Sweet Jeebus, mortage servicers had PASSWORD CONTROLLED ACCESS TO BORROWER PAYMENT RECORDS, and altered them?
OMG! Just when I think, "Finally, I've been cynical enough!" something even more appalling scuttles out from under a new rock! Here's a great summary of the state of play on foreclosure fraud at Yves's place; this is I thought was the nut graf:
LPS’s [Lender Processing Services] reach is wide. 14 of the 15 biggest loan servicers are its clients and every one of the 50 biggest banks use some of its services [for mortgage and foreclosure procssing]. ...
The City of St. Clair Shores Employees’ Retirement System is the lead plaintiff in a class action lawsuit against Lender LPS that was amended and expanded yesterday. The suit is against the company and its three top officers, char[g]ing them with violations of Federal securities laws with the intent of inflating the company’s revenues and stock price.

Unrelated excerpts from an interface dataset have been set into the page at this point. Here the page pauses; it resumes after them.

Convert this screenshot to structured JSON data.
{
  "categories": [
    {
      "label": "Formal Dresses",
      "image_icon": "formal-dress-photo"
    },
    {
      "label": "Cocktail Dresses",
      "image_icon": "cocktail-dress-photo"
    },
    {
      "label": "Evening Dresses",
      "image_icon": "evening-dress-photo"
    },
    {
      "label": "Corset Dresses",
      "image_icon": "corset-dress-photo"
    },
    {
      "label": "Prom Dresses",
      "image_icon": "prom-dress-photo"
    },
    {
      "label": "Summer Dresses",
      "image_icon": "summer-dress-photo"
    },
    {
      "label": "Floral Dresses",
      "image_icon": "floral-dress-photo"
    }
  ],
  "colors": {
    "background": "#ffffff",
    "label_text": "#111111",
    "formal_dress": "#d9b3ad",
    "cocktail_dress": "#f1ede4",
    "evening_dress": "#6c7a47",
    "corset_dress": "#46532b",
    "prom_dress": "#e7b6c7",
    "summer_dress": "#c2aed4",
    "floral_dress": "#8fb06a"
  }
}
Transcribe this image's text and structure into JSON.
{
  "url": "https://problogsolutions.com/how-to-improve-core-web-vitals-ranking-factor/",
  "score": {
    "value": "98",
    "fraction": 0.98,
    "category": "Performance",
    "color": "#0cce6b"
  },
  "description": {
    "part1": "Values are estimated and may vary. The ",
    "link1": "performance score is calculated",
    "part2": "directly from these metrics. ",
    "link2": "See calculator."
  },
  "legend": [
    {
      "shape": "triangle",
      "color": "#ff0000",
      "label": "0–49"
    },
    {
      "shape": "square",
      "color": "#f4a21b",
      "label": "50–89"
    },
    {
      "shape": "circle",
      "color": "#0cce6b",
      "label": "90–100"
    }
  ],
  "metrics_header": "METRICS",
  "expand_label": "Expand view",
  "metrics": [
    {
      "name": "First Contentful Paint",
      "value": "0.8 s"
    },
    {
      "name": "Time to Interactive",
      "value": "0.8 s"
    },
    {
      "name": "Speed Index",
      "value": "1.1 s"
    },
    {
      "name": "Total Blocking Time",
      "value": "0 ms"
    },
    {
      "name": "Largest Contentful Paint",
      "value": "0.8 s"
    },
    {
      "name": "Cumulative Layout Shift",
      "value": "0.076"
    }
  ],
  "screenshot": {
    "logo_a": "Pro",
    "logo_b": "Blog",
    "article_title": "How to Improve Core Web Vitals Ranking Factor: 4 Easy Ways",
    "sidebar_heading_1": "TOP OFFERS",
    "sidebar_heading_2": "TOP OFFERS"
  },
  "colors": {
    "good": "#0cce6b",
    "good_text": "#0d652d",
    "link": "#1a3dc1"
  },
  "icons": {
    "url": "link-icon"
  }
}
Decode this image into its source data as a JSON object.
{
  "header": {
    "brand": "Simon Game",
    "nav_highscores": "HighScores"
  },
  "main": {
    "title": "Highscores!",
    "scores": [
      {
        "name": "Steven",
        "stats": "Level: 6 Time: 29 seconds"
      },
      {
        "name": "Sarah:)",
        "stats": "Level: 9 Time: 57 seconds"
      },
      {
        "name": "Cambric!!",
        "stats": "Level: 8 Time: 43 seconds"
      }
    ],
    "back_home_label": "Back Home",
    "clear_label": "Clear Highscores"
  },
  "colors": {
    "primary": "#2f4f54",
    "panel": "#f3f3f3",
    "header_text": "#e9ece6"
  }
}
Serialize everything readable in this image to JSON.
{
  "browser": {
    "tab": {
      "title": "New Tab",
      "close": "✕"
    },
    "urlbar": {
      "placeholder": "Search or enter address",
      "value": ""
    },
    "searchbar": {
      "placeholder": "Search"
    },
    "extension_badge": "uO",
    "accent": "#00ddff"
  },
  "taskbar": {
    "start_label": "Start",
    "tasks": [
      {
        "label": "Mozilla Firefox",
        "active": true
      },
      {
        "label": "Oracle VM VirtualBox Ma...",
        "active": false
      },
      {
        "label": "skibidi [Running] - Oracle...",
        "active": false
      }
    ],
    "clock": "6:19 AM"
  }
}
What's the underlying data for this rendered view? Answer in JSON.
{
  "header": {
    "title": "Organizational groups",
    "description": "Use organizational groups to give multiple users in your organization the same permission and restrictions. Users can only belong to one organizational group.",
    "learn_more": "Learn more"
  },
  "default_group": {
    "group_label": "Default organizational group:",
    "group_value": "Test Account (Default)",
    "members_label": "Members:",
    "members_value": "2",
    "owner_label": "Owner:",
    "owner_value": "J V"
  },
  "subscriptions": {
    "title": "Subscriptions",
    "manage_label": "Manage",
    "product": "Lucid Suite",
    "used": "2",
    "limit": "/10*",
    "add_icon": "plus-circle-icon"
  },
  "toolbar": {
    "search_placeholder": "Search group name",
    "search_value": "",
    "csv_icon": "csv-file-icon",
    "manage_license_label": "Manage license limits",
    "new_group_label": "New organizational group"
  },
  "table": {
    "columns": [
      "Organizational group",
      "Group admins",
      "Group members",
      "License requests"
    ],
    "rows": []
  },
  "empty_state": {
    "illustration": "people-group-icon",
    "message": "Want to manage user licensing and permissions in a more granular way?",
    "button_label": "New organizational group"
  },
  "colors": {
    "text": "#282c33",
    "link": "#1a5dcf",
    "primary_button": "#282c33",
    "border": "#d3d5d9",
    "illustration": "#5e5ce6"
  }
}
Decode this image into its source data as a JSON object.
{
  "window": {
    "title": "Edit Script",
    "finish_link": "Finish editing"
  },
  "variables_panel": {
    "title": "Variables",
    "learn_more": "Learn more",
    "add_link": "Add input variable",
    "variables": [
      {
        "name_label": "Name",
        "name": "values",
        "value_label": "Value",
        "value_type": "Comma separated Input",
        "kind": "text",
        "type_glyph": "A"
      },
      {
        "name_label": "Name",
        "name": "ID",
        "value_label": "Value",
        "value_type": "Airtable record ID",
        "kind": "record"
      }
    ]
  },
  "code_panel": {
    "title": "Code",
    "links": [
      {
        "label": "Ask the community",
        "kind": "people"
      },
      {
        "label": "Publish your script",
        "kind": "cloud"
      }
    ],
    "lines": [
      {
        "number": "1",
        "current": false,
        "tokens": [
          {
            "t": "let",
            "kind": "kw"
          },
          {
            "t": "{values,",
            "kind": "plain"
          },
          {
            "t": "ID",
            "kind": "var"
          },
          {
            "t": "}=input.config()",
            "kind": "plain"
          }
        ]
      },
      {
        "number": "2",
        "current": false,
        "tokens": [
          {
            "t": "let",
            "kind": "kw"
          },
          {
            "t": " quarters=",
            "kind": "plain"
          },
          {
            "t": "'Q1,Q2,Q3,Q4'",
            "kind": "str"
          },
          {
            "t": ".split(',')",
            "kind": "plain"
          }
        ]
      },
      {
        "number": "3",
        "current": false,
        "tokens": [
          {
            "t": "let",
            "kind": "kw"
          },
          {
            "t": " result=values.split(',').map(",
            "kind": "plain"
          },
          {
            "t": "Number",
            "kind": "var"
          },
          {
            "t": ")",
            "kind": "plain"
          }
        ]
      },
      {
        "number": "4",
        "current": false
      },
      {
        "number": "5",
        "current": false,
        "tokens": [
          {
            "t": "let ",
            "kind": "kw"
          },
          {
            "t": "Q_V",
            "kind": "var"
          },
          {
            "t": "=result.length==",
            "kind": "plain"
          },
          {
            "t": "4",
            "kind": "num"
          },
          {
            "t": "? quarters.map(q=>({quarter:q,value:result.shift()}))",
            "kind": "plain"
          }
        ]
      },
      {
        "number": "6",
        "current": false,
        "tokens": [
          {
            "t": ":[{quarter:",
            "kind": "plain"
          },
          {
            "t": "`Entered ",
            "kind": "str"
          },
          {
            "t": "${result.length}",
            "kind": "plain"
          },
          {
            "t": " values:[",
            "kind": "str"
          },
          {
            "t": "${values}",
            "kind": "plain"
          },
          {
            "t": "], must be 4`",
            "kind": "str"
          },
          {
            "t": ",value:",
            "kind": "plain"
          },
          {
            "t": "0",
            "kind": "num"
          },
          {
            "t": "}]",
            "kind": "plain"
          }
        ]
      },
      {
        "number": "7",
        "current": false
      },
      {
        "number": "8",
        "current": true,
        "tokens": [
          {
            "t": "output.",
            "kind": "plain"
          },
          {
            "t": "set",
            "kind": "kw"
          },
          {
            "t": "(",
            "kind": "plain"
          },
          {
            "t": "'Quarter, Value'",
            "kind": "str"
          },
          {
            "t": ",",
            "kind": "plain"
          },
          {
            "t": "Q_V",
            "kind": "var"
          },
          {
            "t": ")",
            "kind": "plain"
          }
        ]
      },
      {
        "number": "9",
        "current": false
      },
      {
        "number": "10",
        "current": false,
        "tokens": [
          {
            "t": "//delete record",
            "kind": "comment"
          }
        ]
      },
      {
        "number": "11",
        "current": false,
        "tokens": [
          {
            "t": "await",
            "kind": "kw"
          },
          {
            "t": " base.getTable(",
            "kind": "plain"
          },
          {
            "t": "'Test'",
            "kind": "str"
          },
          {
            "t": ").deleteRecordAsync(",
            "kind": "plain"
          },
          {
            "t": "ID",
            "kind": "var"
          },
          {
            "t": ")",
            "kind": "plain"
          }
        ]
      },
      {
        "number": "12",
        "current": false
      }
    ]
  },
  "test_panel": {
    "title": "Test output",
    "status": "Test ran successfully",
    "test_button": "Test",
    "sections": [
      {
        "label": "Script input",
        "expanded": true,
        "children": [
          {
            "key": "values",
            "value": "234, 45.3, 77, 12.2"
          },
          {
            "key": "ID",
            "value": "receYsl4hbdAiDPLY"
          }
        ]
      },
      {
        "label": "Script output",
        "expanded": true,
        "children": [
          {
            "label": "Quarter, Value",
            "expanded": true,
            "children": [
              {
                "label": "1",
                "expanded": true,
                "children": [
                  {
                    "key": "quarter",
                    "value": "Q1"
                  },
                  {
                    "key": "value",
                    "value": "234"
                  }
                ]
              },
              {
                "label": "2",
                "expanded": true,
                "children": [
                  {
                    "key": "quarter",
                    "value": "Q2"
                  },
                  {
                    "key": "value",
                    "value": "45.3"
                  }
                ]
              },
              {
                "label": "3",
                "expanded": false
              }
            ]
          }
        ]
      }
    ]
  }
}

The filing relies heavily on affidavits by 17 confidential witnesses, all former LPS employees, some of them supervisory level. It is thus able to allege that bad practices were widespread and clearly designed and driven by top management.
Yes, control fraud, organized and carried out by thieves and looters at the executive level (sorry for the redundancy). In other words, yes, we need to see bankster CEOs in orange jumpsuits doing the perp walk.
But read on! ZOMG! ZOMG! ZOMG! ZOMG! ZOMG! ZOMG! ZOMG! ZOMG! ZOMG!
But the new and more troubling material is the mess LPS has made of bank records. LPS employees were given password controlled access to borrower payment records and could and did alter those accounts. These passwords were routinely and widely shared, in contravention of good practice. And since everything at LPS was organized around maximizing throughput rather than doing anything correctly, the errors were widespread:
LPS employees were rewarded for their speed, and this resulted in the violation of security protocols and significant and pervasive errors in the default services that they were providing (e.g., the application of mortgage payments to incorrect accounts). ....
Now consider the question of the integrity of borrower records. Because LPS was so casual about password control, a large number of employees could and did:
….access mortgage records of borrowers and alter them by changing entries, reversing transactions, adding transactions, and moving funds in and out of suspense accounts.
And the company was not terribly concerned about accuracy:
There was a huge volume of ledgers that had to be created and problems in loan files that had to be researched and unraveled by CW [Confidential Witness] 16 and his colleagues. These problems included, among others, missing payments, misapplied payments from other loan files, and payments that should have been attributed to other loans…
... According to CW16 “a lot of people didn’t understand the financial side and just winged it.”
Ya know, I can screw up my account all on own without any help from the banksters. But if I were rewarded for my speed, I bet I could screw it up even faster!